PROBLEM TO SOLVE:
Below are records. Copy every line with "không" in it.

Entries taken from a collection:

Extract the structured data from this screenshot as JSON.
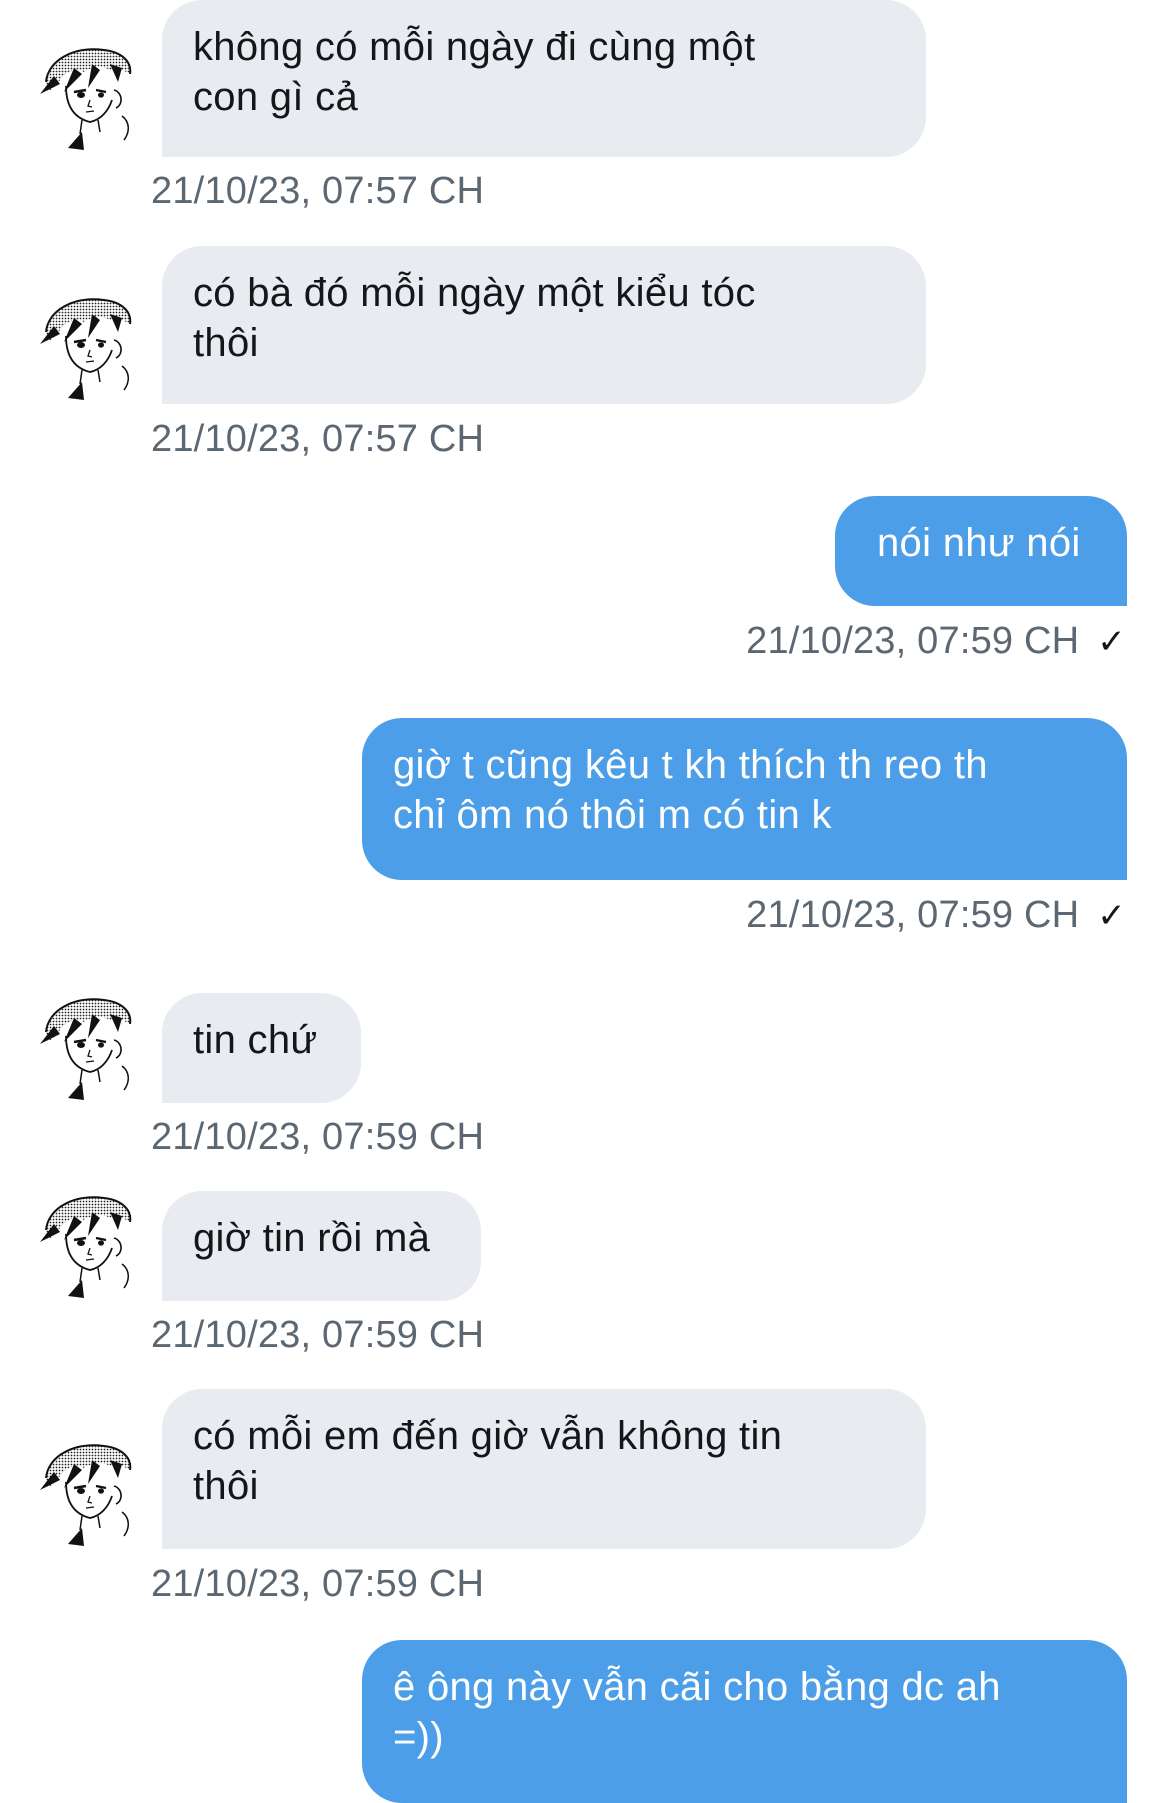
{
  "messages": [
    {
      "from": "them",
      "text_lines": [
        "không có mỗi ngày đi cùng một",
        "con gì cả"
      ],
      "time": "21/10/23, 07:57 CH"
    },
    {
      "from": "them",
      "text_lines": [
        "có bà đó mỗi ngày một kiểu tóc",
        "thôi"
      ],
      "time": "21/10/23, 07:57 CH"
    },
    {
      "from": "me",
      "text_lines": [
        "nói như nói"
      ],
      "time": "21/10/23, 07:59 CH",
      "status": "✓"
    },
    {
      "from": "me",
      "text_lines": [
        "giờ t cũng kêu t kh thích th reo th",
        "chỉ ôm nó thôi m có tin k"
      ],
      "time": "21/10/23, 07:59 CH",
      "status": "✓"
    },
    {
      "from": "them",
      "text_lines": [
        "tin chứ"
      ],
      "time": "21/10/23, 07:59 CH"
    },
    {
      "from": "them",
      "text_lines": [
        "giờ tin rồi mà"
      ],
      "time": "21/10/23, 07:59 CH"
    },
    {
      "from": "them",
      "text_lines": [
        "có mỗi em đến giờ vẫn không tin",
        "thôi"
      ],
      "time": "21/10/23, 07:59 CH"
    },
    {
      "from": "me",
      "text_lines": [
        " ê ông này vẫn cãi cho bằng dc ah",
        "=))"
      ],
      "time": ""
    }
  ],
  "colors": {
    "incoming_bubble": "#e8ebef",
    "outgoing_bubble": "#4c9ee8",
    "timestamp": "#5b6772"
  },
  "icons": {
    "avatar": "manga-avatar-icon",
    "read_receipt": "check-icon"
  }
}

SOLUTION:
        "không có mỗi ngày đi cùng một",
        "có mỗi em đến giờ vẫn không tin",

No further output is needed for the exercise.